(Beginning of Supplied information)
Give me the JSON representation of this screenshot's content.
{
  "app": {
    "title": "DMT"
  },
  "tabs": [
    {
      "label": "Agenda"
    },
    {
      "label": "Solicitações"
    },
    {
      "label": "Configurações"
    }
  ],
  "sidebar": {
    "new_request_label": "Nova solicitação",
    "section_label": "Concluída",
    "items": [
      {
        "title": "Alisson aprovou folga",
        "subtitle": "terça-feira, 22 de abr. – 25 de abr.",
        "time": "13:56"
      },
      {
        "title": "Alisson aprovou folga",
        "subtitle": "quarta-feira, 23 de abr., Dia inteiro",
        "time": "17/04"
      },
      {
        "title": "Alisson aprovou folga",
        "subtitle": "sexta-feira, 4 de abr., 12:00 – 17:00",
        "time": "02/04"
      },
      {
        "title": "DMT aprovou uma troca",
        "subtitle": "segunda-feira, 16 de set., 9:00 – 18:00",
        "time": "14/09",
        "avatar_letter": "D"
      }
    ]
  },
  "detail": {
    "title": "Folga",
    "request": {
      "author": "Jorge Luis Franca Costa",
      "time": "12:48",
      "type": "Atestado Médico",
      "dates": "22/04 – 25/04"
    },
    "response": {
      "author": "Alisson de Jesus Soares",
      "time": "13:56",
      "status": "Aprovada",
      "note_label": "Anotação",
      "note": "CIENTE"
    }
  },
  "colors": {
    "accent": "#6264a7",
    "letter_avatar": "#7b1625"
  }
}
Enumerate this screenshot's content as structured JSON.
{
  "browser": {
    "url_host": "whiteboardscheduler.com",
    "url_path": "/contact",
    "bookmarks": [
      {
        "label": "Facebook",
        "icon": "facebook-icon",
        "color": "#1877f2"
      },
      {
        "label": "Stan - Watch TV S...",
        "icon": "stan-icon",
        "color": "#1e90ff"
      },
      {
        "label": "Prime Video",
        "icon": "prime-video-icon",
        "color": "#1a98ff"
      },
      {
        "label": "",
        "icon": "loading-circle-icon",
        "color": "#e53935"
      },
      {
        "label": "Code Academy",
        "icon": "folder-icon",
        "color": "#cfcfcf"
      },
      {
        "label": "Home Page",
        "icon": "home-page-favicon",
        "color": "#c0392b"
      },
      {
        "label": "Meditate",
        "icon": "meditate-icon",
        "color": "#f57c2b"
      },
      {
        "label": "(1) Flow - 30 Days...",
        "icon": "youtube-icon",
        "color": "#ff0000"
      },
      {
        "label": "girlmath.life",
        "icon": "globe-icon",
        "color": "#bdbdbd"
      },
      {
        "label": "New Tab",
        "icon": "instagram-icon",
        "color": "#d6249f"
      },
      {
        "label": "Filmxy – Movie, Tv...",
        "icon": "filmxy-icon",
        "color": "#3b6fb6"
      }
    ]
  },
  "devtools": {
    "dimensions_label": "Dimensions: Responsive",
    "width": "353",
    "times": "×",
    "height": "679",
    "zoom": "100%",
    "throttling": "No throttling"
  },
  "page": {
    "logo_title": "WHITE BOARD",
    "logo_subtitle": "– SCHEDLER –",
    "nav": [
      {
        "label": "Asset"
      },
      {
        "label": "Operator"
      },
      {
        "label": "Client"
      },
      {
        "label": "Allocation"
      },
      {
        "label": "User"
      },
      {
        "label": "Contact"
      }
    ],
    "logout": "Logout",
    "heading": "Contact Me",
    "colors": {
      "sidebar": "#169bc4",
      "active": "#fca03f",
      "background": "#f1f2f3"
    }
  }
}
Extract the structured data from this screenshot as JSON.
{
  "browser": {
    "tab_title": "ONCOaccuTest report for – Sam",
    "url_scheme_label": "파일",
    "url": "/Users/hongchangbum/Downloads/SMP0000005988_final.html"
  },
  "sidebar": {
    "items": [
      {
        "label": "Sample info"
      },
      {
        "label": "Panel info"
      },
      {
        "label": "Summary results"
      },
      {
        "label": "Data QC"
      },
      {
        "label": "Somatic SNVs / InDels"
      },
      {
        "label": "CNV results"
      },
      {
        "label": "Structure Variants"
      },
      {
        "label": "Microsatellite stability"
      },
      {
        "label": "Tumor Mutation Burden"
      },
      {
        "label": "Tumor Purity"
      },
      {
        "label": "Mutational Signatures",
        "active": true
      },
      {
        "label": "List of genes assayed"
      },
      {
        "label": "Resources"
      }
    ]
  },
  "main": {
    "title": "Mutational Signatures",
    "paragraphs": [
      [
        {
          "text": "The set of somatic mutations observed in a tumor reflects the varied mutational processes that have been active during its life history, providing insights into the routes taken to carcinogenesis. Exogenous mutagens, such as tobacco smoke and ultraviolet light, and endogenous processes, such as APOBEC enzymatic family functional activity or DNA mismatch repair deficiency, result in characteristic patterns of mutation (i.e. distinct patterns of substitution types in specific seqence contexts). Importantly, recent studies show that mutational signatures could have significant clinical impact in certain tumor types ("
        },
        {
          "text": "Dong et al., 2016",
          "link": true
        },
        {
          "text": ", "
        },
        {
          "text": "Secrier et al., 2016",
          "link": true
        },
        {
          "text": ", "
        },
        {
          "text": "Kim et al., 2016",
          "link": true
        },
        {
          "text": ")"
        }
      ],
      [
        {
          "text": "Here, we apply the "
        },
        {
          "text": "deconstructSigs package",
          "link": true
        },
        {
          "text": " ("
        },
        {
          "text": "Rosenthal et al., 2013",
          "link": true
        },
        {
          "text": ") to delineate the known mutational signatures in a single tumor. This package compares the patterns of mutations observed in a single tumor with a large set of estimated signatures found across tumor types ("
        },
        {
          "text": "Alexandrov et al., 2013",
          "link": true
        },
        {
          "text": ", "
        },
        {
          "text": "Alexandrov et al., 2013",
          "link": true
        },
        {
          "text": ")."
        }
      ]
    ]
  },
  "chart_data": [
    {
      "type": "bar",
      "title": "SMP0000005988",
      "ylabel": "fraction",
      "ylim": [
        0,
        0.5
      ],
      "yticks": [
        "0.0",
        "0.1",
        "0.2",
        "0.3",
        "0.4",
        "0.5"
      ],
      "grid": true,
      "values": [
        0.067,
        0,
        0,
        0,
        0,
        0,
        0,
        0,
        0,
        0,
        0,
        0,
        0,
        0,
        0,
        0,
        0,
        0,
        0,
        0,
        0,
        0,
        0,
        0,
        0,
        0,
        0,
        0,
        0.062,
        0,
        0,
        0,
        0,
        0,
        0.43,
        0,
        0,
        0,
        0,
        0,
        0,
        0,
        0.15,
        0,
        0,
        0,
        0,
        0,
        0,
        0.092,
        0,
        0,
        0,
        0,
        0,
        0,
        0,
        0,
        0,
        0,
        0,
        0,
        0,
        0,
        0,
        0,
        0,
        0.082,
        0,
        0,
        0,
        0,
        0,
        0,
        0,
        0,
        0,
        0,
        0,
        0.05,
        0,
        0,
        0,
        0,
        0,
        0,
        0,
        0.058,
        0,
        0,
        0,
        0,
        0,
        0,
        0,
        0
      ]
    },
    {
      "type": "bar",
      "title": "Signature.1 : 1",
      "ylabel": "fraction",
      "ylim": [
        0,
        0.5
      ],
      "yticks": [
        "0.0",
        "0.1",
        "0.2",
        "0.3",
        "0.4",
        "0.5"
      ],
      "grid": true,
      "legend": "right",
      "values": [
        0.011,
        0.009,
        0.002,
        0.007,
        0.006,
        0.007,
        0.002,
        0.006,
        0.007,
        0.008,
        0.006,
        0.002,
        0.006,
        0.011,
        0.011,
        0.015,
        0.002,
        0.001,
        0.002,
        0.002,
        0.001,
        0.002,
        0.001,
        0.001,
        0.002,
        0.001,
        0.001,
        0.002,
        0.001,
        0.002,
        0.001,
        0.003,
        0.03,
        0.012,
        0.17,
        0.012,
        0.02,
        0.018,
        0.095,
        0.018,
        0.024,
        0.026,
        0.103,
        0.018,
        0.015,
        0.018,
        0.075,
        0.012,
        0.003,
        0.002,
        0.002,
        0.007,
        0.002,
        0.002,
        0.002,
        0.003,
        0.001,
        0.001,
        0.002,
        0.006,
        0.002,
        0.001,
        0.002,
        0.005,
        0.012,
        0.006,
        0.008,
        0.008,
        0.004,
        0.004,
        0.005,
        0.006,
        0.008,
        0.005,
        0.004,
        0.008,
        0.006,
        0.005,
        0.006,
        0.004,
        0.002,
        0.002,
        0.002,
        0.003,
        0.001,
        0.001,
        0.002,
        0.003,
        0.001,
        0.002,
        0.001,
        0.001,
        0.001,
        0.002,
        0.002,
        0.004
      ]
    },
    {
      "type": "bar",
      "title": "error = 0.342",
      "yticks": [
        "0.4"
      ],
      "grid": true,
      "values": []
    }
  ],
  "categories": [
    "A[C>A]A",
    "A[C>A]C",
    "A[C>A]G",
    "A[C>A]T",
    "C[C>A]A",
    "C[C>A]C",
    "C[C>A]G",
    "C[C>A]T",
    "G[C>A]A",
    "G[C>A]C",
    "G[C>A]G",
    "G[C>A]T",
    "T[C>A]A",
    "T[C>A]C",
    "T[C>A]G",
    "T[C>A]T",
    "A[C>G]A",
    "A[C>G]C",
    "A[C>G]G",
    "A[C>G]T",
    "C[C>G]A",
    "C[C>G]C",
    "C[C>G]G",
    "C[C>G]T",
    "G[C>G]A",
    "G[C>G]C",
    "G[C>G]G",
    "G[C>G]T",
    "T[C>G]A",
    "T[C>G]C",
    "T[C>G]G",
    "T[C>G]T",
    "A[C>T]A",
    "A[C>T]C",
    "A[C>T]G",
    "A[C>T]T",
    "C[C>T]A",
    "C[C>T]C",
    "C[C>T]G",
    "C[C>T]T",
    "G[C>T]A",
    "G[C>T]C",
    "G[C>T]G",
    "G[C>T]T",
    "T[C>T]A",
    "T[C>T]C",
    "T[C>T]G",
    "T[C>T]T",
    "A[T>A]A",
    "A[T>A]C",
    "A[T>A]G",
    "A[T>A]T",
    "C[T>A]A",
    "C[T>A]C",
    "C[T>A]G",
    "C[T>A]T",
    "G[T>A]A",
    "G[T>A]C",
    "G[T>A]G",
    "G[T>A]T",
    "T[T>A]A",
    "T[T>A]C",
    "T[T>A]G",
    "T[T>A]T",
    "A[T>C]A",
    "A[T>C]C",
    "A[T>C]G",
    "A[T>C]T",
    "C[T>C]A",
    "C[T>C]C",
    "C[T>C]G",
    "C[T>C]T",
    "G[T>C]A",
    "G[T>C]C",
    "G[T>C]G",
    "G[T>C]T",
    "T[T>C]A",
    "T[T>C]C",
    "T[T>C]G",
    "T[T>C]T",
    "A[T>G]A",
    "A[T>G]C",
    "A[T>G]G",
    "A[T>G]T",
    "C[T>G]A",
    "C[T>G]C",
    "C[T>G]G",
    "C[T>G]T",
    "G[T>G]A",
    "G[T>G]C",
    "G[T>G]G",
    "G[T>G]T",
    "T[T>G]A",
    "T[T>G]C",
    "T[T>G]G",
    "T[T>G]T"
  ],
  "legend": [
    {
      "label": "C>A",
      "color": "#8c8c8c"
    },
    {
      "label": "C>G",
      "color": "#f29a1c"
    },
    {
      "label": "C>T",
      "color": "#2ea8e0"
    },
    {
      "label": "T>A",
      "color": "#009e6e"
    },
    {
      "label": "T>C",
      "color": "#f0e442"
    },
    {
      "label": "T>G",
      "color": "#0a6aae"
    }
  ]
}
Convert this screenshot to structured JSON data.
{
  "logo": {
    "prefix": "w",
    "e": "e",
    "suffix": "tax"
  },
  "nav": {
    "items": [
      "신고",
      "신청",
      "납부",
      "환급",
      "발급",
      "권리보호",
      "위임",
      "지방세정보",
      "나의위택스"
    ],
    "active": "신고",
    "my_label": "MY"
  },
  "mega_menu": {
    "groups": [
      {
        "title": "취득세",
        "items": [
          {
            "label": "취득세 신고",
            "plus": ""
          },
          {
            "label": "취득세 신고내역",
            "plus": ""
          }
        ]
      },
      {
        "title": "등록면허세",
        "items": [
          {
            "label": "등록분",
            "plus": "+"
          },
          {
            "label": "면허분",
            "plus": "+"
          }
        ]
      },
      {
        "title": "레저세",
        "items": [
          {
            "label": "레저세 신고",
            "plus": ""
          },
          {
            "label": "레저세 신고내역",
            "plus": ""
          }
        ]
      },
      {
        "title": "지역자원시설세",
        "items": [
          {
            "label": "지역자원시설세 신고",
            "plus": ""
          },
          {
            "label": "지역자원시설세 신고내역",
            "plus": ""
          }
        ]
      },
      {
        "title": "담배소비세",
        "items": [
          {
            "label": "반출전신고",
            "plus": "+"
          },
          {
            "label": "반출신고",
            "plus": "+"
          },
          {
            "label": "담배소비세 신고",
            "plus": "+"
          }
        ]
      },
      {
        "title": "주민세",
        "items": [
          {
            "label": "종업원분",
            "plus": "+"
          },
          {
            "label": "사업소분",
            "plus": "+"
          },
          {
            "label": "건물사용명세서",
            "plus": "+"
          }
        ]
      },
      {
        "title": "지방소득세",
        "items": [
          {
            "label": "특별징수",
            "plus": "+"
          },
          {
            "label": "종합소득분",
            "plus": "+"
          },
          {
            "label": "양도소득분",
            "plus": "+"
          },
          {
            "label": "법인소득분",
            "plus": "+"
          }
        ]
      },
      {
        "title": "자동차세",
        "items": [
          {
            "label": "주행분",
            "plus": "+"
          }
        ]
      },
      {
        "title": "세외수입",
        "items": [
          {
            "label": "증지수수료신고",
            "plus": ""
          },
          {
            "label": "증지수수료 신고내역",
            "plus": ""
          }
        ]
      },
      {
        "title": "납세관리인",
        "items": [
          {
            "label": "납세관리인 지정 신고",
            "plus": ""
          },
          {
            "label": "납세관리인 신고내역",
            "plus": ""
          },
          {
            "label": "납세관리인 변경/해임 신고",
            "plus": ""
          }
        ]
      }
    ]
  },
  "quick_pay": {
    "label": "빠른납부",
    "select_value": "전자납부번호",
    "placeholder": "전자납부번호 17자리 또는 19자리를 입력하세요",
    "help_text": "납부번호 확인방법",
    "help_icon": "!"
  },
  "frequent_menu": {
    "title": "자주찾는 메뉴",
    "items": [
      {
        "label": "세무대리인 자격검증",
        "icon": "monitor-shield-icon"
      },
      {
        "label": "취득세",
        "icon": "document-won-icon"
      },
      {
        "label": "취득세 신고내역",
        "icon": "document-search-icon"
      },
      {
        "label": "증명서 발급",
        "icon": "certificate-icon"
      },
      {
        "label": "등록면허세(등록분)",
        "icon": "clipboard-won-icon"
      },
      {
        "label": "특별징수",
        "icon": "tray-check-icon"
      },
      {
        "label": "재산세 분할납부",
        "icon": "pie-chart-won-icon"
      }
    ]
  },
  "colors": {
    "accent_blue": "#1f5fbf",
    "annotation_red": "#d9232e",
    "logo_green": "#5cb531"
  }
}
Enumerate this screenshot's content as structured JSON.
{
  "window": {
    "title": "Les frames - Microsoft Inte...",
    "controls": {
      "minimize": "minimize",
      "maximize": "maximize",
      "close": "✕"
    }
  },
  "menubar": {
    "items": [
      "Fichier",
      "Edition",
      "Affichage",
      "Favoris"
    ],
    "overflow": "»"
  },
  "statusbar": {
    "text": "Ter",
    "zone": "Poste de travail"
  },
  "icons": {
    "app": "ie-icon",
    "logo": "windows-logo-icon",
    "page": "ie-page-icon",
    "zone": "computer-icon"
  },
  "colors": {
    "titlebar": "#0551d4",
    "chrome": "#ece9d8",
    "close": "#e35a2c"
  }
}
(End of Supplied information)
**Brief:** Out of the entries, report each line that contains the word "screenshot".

**Finished task:**
Give me the JSON representation of this screenshot's content.
Enumerate this screenshot's content as structured JSON.
Extract the structured data from this screenshot as JSON.
Convert this screenshot to structured JSON data.
Enumerate this screenshot's content as structured JSON.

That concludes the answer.